In case you haven’t noticed, I’m a sucker for gravel adventures on obscure historical trails. There’s something about the combination of dust and plaques that I just can’t resist. Our discovery, a few years ago, of the Victoria Trail northeast of Edmonton has been such a hit, that it now features in the annual Dusty 100.
For a while now, I’ve been wondering about the potential of another historical trail just sitting there on my map of Alberta: the Athabasca Landing Trail (ALT). This 100-mile trail links the town of Athabasca, on the Athabasca River, with Fort Saskatchewan, on the North Saskatchewan River. It was a major overland route for fur traders from the mid-1860s until the beginning of the railroad in that area in the 1910s.
Today, only traces of the original ALT remain, mainly in the form of intermittent squiggly gravel roads running between the two rivers, through forgotten villages like Perryvale, Rochester, and Meanook, once important stopping points en route. But the Athabasca LandingTrail Committee has big plans for reviving the old route into a full-fledged, non-motorized recreational trail that celebrates the history of European settlement in the area. In places, the ALT overlaps with the former Trans Canada Trail, now The Great Trail; other segments, many on private land, may someday be reclaimed as public right of ways, if the ALT Committee gets its way.
I’d ridden a small section of the ALT near Echo Lake a few years back and have been scheming a return ever since. Finally, a few weeks ago, Val and I set out on an overnight exploration of the top half of the trail, which, on the map anyway, is the most intriguing part, as the roads look more like rivers than prairie lines.
We drove up to Clyde with our bikes, parked the car, and then pedaled the 80 km up to Athabasca, following the squiggles on the map; the next day, we rode back, exploring a few variations of the route. We took fat bikes, so we’d be prepared for anything. Our mission was simple: If we saw options to go off road, we’d take ‘em. If we saw plaques, we’d read ‘em. If we met llamas, we'd take pictures of 'em.
About 10 km north of Clyde, the landscape shifts from pancake flat to rolling hills, the road from straight to meandering, and we know we’re on the old trail. Every 15 km or so there’s a village, or the remains of one, a Tawatinaw or Nestow, where you see evidence of once-thriving communities (sizable community halls, abandoned former post offices) with hardly anyone left living there.
We knew we might have to be mostly self-supported on this adventure. Rochester is the biggest village on the route, and it’s got a thriving general store (the kind with groceries at the front and hardware at the back), some well-kept yards, and a general feeling of not being on its last legs. Our research had told us there might be a store in Perryvale, though it was hard to tell from the internet if the store was still open. Turns out it is, though the place is weirdly empty, except for a curious and sad assortment of grocery items (a single package of yeast, a lone can of stew), a cooler of soft drinks, and a liquor outlet. But the village centre across the street has a lovely dilapidated playground and picnic area with plaques aplenty.
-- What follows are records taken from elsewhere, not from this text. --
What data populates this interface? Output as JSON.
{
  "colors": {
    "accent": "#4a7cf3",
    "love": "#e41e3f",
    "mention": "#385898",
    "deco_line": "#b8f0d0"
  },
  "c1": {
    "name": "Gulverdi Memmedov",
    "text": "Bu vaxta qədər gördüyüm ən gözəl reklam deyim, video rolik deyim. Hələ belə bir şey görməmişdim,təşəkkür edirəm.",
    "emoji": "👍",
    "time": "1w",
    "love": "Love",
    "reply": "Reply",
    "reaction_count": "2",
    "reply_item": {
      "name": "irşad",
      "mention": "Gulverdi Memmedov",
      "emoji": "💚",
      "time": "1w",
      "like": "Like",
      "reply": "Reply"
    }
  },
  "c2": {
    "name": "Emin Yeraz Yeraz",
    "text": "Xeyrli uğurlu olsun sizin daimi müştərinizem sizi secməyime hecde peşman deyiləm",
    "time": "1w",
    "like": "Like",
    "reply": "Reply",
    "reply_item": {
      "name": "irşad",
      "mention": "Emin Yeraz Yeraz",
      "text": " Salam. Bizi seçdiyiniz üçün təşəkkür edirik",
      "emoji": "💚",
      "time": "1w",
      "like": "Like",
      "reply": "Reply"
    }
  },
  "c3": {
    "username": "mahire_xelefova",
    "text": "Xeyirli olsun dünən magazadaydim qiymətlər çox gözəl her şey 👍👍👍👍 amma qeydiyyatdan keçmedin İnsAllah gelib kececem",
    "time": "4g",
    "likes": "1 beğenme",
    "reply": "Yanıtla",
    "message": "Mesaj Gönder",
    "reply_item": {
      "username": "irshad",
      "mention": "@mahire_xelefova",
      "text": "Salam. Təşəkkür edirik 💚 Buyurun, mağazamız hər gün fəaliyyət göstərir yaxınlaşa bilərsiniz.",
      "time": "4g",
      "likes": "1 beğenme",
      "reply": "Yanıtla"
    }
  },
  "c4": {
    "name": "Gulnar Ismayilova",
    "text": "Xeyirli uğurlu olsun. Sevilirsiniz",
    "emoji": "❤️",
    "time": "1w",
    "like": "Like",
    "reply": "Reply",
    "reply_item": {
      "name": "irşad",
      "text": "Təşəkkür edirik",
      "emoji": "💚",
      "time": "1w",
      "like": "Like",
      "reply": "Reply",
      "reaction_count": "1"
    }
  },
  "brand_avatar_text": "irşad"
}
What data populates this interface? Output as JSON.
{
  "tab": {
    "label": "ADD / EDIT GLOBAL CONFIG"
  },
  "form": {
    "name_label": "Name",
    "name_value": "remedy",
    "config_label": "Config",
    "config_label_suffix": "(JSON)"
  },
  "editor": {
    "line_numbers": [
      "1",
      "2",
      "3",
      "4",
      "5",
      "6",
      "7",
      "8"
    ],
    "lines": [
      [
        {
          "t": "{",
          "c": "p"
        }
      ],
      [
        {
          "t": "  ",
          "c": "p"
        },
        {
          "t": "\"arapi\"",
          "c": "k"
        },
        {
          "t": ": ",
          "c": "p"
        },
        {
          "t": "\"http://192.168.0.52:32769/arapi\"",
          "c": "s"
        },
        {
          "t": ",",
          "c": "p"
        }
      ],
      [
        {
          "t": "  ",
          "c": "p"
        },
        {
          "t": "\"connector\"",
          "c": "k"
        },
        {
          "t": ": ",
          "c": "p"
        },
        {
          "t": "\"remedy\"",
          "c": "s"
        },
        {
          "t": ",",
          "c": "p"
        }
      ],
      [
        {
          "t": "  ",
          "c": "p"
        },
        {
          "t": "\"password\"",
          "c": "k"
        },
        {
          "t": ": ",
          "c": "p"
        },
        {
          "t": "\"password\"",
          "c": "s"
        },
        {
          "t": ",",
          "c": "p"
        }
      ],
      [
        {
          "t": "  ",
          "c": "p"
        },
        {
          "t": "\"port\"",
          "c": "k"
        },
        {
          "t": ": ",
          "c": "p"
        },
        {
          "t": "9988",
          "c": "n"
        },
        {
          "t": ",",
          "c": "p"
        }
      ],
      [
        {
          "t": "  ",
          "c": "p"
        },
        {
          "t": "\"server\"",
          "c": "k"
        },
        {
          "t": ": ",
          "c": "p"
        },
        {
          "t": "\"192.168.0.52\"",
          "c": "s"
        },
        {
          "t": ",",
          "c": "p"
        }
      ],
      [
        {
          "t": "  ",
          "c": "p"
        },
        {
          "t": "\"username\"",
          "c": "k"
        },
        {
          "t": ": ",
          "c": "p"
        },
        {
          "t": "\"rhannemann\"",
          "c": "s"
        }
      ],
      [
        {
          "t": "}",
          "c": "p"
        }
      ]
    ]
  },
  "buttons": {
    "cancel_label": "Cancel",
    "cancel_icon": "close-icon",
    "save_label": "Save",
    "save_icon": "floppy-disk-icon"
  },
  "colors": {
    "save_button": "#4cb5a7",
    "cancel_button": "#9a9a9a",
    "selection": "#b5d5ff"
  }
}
It’s my kind of pit stop.
|That pay phone works.|
Between Perryvale and Meanook we hop onto the Trans Canada Trail, a dotted line on the map running parallel to the gravel road. It starts out as a wide double-track but gradually deteriorates into an overgrown animal path that required some seriously fun bushwhacking. The fat bikes were a good call. Later, we encounter more trail riding between Colinton and Athabasca, a 12-km stretch of recently completed gravel and dirt that makes for a lovely off road entryway to the townsite.
The riding in these parts is lovely. The roads are quiet and the terrain is surprisingly hilly. Some of the route runs along the valley, beside the Tawatinaw River. In other parts, the roads runs higher up, providing splendid views of the rolling green. I loved how different the geography felt from your regular Edmonton-area flatness.
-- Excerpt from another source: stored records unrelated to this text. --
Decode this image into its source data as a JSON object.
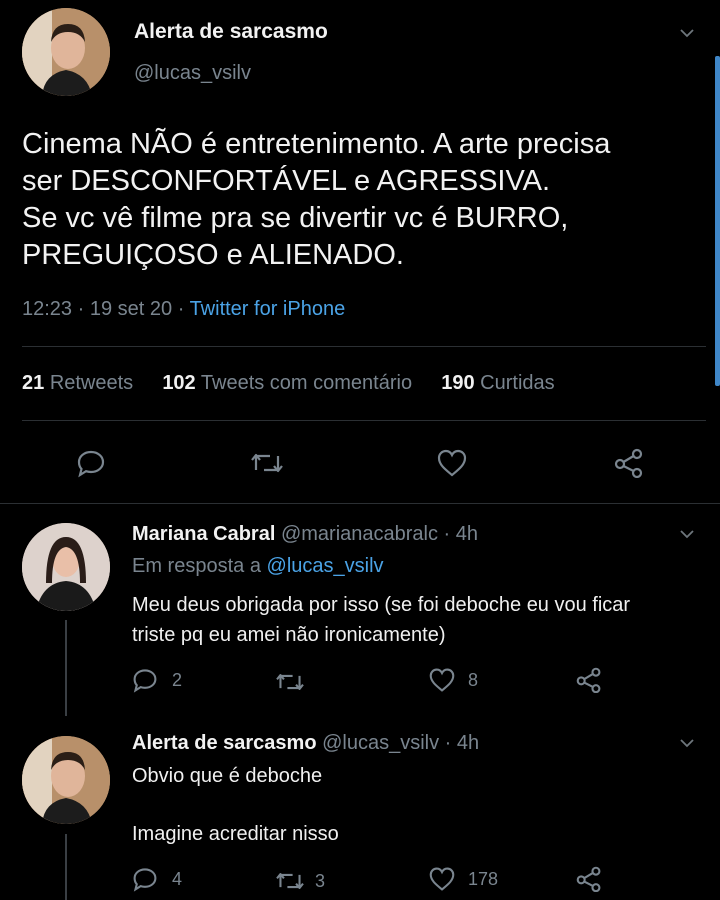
{
  "main_tweet": {
    "display_name": "Alerta de sarcasmo",
    "handle": "@lucas_vsilv",
    "text_lines": [
      "Cinema NÃO é entretenimento. A arte precisa",
      "ser DESCONFORTÁVEL e AGRESSIVA.",
      "Se vc vê filme pra se divertir vc é BURRO,",
      "PREGUIÇOSO e ALIENADO."
    ],
    "time": "12:23",
    "date": "19 set 20",
    "source": "Twitter for iPhone",
    "stats": {
      "retweets_count": "21",
      "retweets_label": "Retweets",
      "quotes_count": "102",
      "quotes_label": "Tweets com comentário",
      "likes_count": "190",
      "likes_label": "Curtidas"
    }
  },
  "replies": [
    {
      "display_name": "Mariana Cabral",
      "handle": "@marianacabralc",
      "age": "4h",
      "reply_prefix": "Em resposta a",
      "reply_to": "@lucas_vsilv",
      "text_lines": [
        "Meu deus obrigada por isso (se foi deboche eu vou ficar",
        "triste pq eu amei não ironicamente)"
      ],
      "reply_count": "2",
      "retweet_count": "",
      "like_count": "8"
    },
    {
      "display_name": "Alerta de sarcasmo",
      "handle": "@lucas_vsilv",
      "age": "4h",
      "text_lines": [
        "Obvio que é deboche",
        "",
        "Imagine acreditar nisso"
      ],
      "reply_count": "4",
      "retweet_count": "3",
      "like_count": "178"
    }
  ],
  "colors": {
    "background": "#000000",
    "link": "#4ba3e6",
    "muted": "#7a858f",
    "divider": "#2b2f33"
  },
  "icons": [
    "reply-icon",
    "retweet-icon",
    "like-icon",
    "share-icon",
    "chevron-down-icon"
  ]
}
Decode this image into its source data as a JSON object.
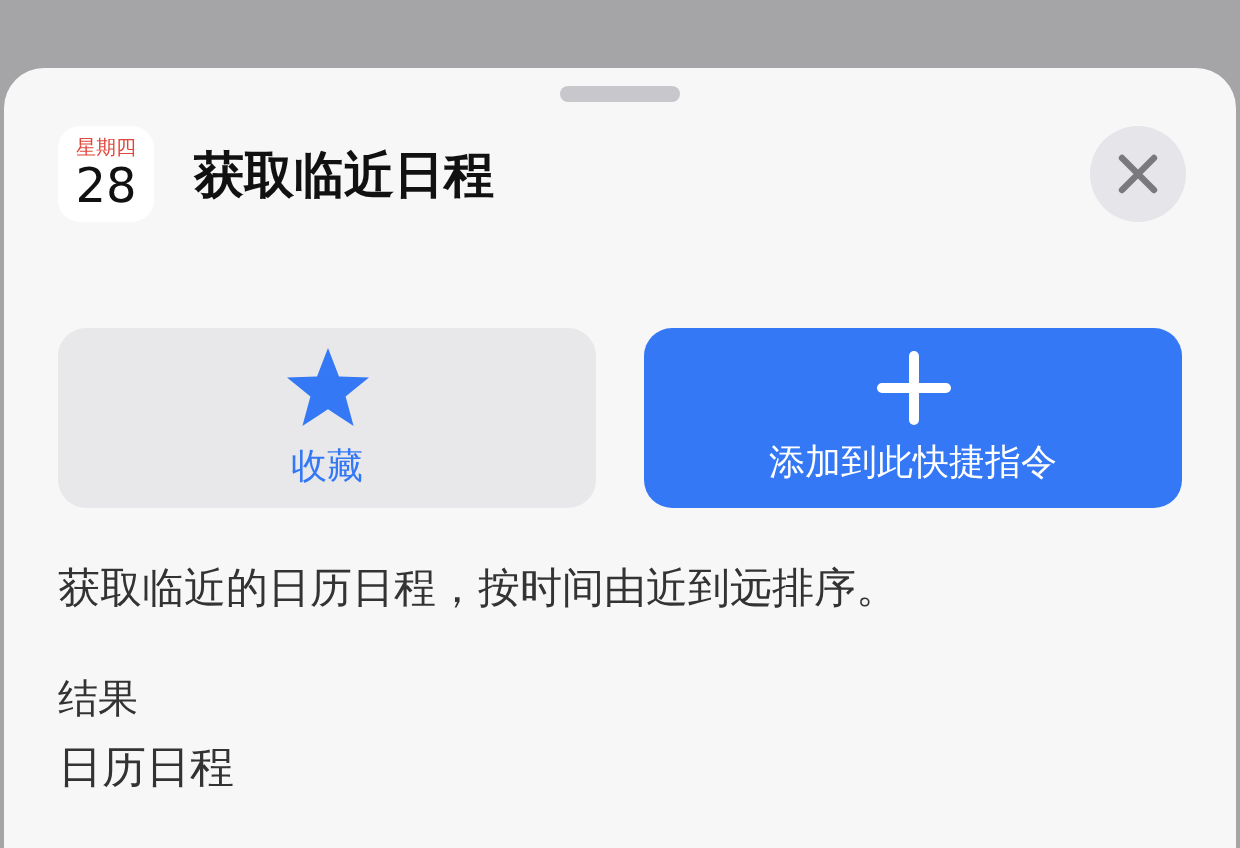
{
  "sheet": {
    "app_icon": {
      "weekday": "星期四",
      "day": "28"
    },
    "title": "获取临近日程"
  },
  "actions": [
    {
      "kind": "favorite",
      "label": "收藏"
    },
    {
      "kind": "add",
      "label": "添加到此快捷指令"
    }
  ],
  "description": "获取临近的日历日程，按时间由近到远排序。",
  "result": {
    "heading": "结果",
    "value": "日历日程"
  }
}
|Knowledge. Rochester, Alberta.|
The motto of the town of Athabasca is “Steeped in history, focused on the future.” The first part, I can’t argue with. You can’t swing a beaver without hitting a plaque or some other kind of historical marker explaining the crucial role of the settlement in fur-trading days. But the second part of that motto? I must have missed something. There is a university, true, but it feels separate, up on a hill, buffered by muskeg.
Conspicuously absent from the town motto is any mention of the present. I’m not saying the town council should divert plaque funding or anything, but the place does feel a little dull. The riverfront park area and university grounds are lovely, and the proprietor of the Hillside Motel was kind enough to give our bicycles their very own room, but, in general, Athabasca’s charms are few.
But an adventure like the Athabasca Landing Trail isn’t really about the destination. It’s the ride that makes it—always the ride. And the ALT delivers on that front. In fact, I can imagine it becoming the home of another gravel event someday.
But let’s not get too focused on the future.